In addition to health risks including weight gain and reduced immune system function, sugar-slurping babies stand a greater chance of carrying that craving with them into adulthood, where complications like diabetes and heart problems can be waiting. The AHA recommends that parents avoid giving their kids sweetened drinks and snacks and look out for creative nutritional labels that disguise sugar with words like “sucrose” or “corn sweetener.”

[[h/t Quartz]

nextArticle.image_alt|e
iStock
arrow
science
Science Has a Good Explanation For Why You Can't Resist That Doughnut
iStock
iStock

Unless you’re one of those rare people who doesn’t like sweets, the lure of a glazed or powdered doughnut is often too powerful to resist.
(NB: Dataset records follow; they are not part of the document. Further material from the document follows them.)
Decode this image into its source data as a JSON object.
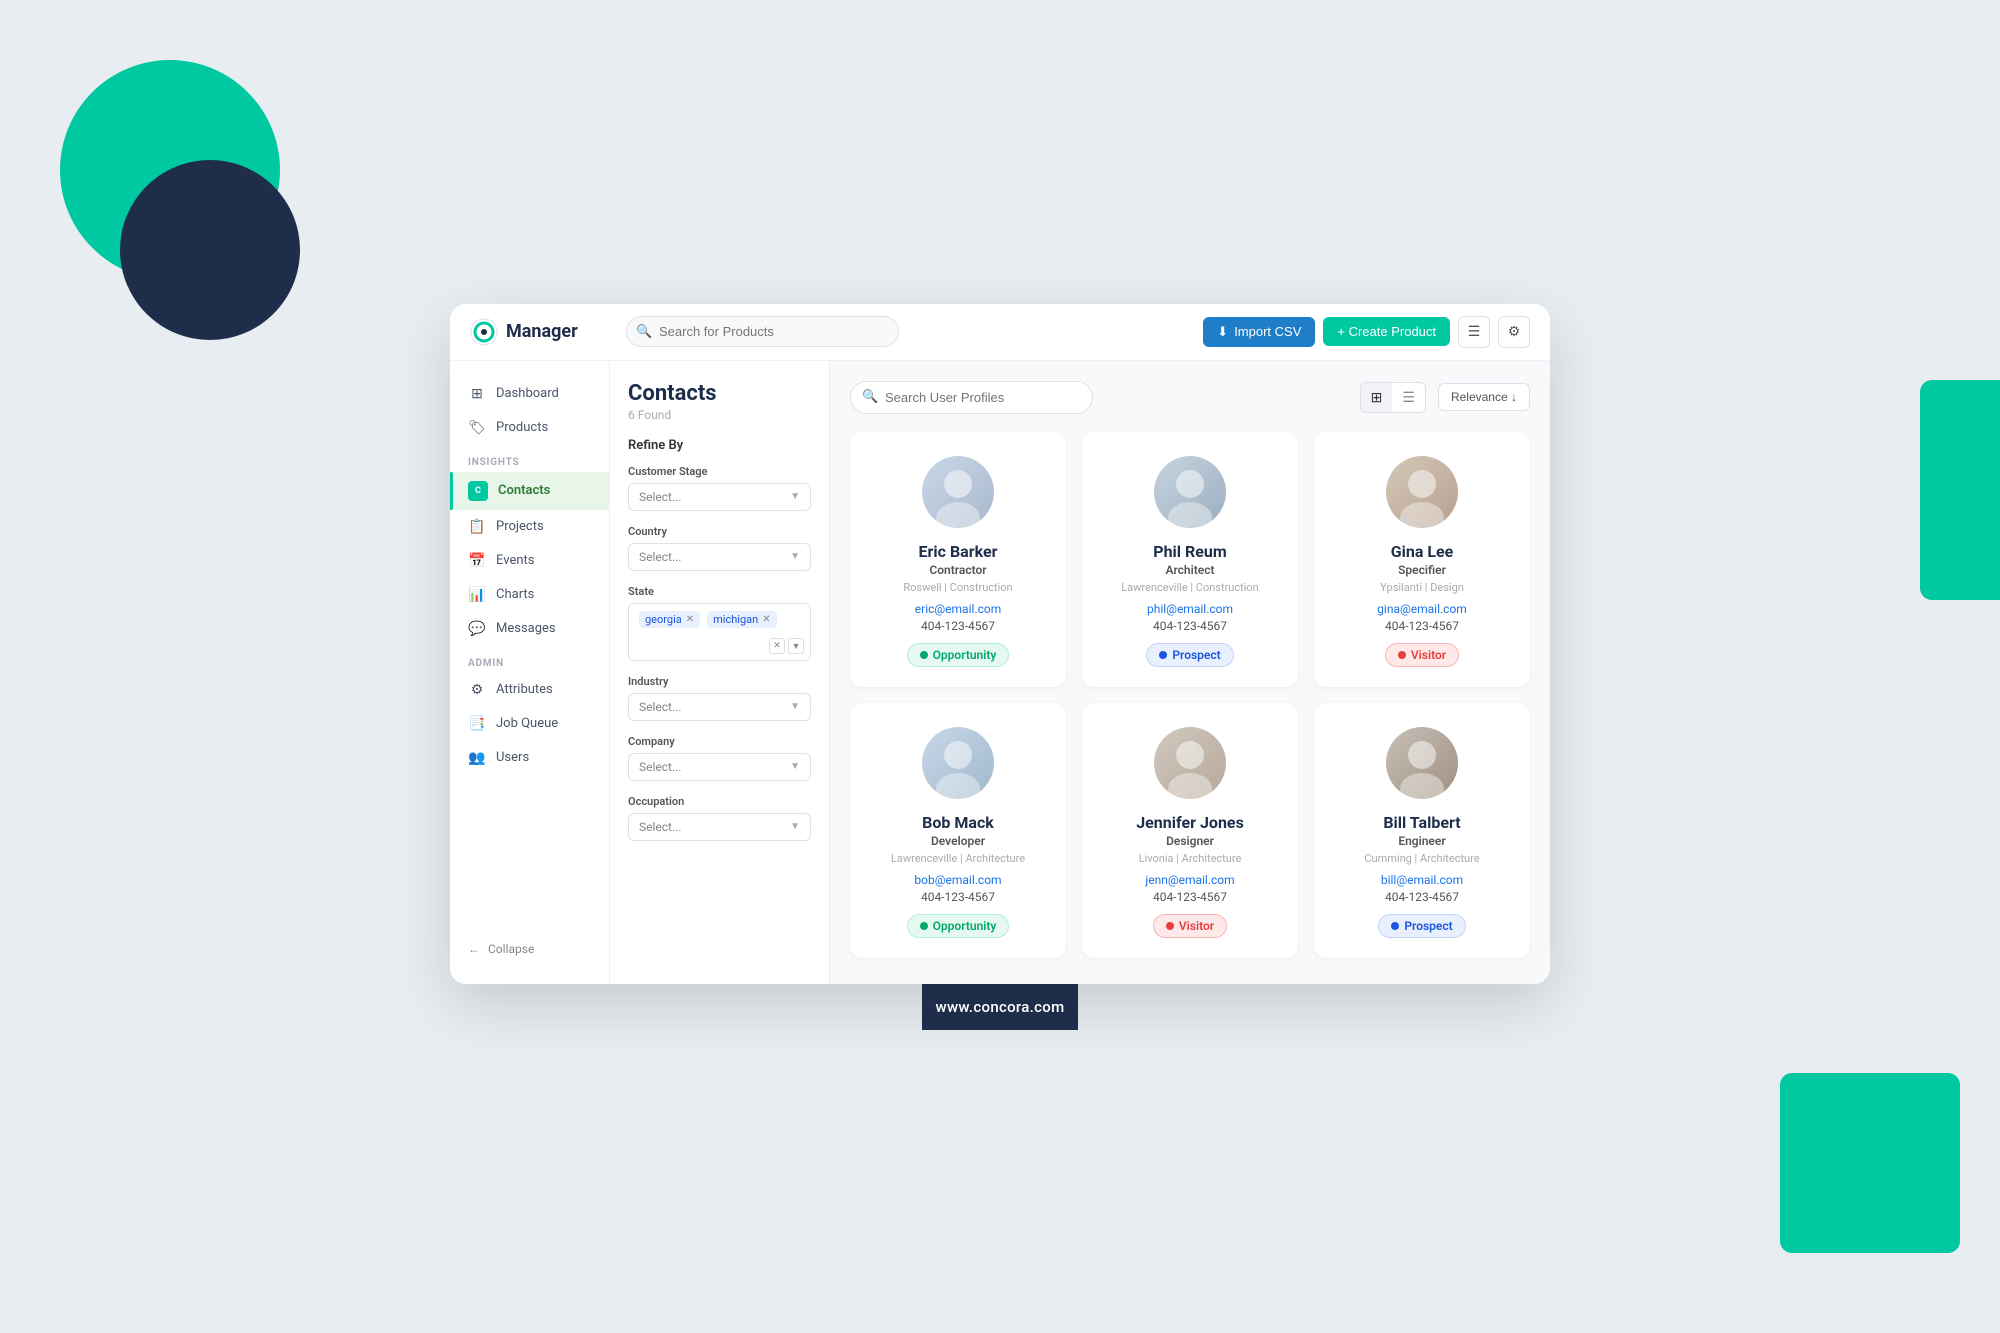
{
  "app": {
    "logo_text": "Manager",
    "search_placeholder": "Search for Products"
  },
  "topbar": {
    "import_label": "Import CSV",
    "create_label": "+ Create Product"
  },
  "sidebar": {
    "items": [
      {
        "label": "Dashboard",
        "icon": "⊞",
        "active": false
      },
      {
        "label": "Products",
        "icon": "🏷",
        "active": false
      },
      {
        "section": "INSIGHTS"
      },
      {
        "label": "Contacts",
        "icon": "👤",
        "active": true
      },
      {
        "label": "Projects",
        "icon": "📋",
        "active": false
      },
      {
        "label": "Events",
        "icon": "📅",
        "active": false
      },
      {
        "label": "Charts",
        "icon": "📊",
        "active": false
      },
      {
        "label": "Messages",
        "icon": "💬",
        "active": false
      },
      {
        "section": "ADMIN"
      },
      {
        "label": "Attributes",
        "icon": "⚙",
        "active": false
      },
      {
        "label": "Job Queue",
        "icon": "📑",
        "active": false
      },
      {
        "label": "Users",
        "icon": "👥",
        "active": false
      }
    ],
    "collapse_label": "Collapse"
  },
  "filters": {
    "title": "Contacts",
    "count": "6 Found",
    "refine_by": "Refine By",
    "groups": [
      {
        "label": "Customer Stage",
        "placeholder": "Select...",
        "type": "select"
      },
      {
        "label": "Country",
        "placeholder": "Select...",
        "type": "select"
      },
      {
        "label": "State",
        "type": "tags",
        "tags": [
          "georgia",
          "michigan"
        ]
      },
      {
        "label": "Industry",
        "placeholder": "Select...",
        "type": "select"
      },
      {
        "label": "Company",
        "placeholder": "Select...",
        "type": "select"
      },
      {
        "label": "Occupation",
        "placeholder": "Select...",
        "type": "select"
      }
    ]
  },
  "contacts_toolbar": {
    "search_placeholder": "Search User Profiles",
    "sort_label": "Relevance ↓"
  },
  "contacts": [
    {
      "name": "Eric Barker",
      "title": "Contractor",
      "location_city": "Roswell",
      "location_type": "Construction",
      "email": "eric@email.com",
      "phone": "404-123-4567",
      "badge": "Opportunity",
      "badge_type": "opportunity"
    },
    {
      "name": "Phil Reum",
      "title": "Architect",
      "location_city": "Lawrenceville",
      "location_type": "Construction",
      "email": "phil@email.com",
      "phone": "404-123-4567",
      "badge": "Prospect",
      "badge_type": "prospect"
    },
    {
      "name": "Gina Lee",
      "title": "Specifier",
      "location_city": "Ypsilanti",
      "location_type": "Design",
      "email": "gina@email.com",
      "phone": "404-123-4567",
      "badge": "Visitor",
      "badge_type": "visitor"
    },
    {
      "name": "Bob Mack",
      "title": "Developer",
      "location_city": "Lawrenceville",
      "location_type": "Architecture",
      "email": "bob@email.com",
      "phone": "404-123-4567",
      "badge": "Opportunity",
      "badge_type": "opportunity"
    },
    {
      "name": "Jennifer Jones",
      "title": "Designer",
      "location_city": "Livonia",
      "location_type": "Architecture",
      "email": "jenn@email.com",
      "phone": "404-123-4567",
      "badge": "Visitor",
      "badge_type": "visitor"
    },
    {
      "name": "Bill Talbert",
      "title": "Engineer",
      "location_city": "Cumming",
      "location_type": "Architecture",
      "email": "bill@email.com",
      "phone": "404-123-4567",
      "badge": "Prospect",
      "badge_type": "prospect"
    }
  ],
  "footer": {
    "url": "www.concora.com"
  }
}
The next time you succumb to that second or third Boston cream, don’t blame it on weak willpower—blame it on your brain.

As the New Scientist reports, a Yale University study published in the journal Cell Metabolism provides new evidence that foods rich in both carbohydrates and fats fire up the brain’s reward center more than most foods. For the study, volunteers were shown pictures of carb-heavy foods (like candy), fatty foods (like cheese), and foods high in both (like doughnuts). They were then asked to bid money on the food they wanted to eat most, all while researchers measured their brain activity.

Not only were volunteers willing to pay more for doughnuts and similar foods, but foods high in carbs and fat also sparked far more activity in the striatum, the area of the brain where dopamine is released. (Chocolate is one of the foods most commonly associated with increases in dopamine, working in the same way as drugs like cocaine and amphetamines.)

Presented with these findings, researcher Dana Small theorized that the brain may have separate systems to assess fats and carbs. Modern junk foods that activate both systems at once may trigger a larger release of dopamine as a result.

This study doesn’t entirely explain why different people crave different foods, though. Much of it has to do with our habits and the foods we repeatedly gravitate towards when we want to feel happy or alleviate stress. Another study from 2015 found that certain treats associated with high levels of reward in the brain—like pizza, chocolate, chips, and cookies—were considered to be the most addictive foods (doughnuts didn’t make the top 20, though).

It's still possible to turn down foods that are bad for you, though. While many people try to improve their self-control, one of the most effective ways to avoid an undesired outcome is to remove the temptation completely. Free doughnuts in the break room? Stay far away.

[h/t New Scientist]

SECTIONS

arrow
LIVE SMARTER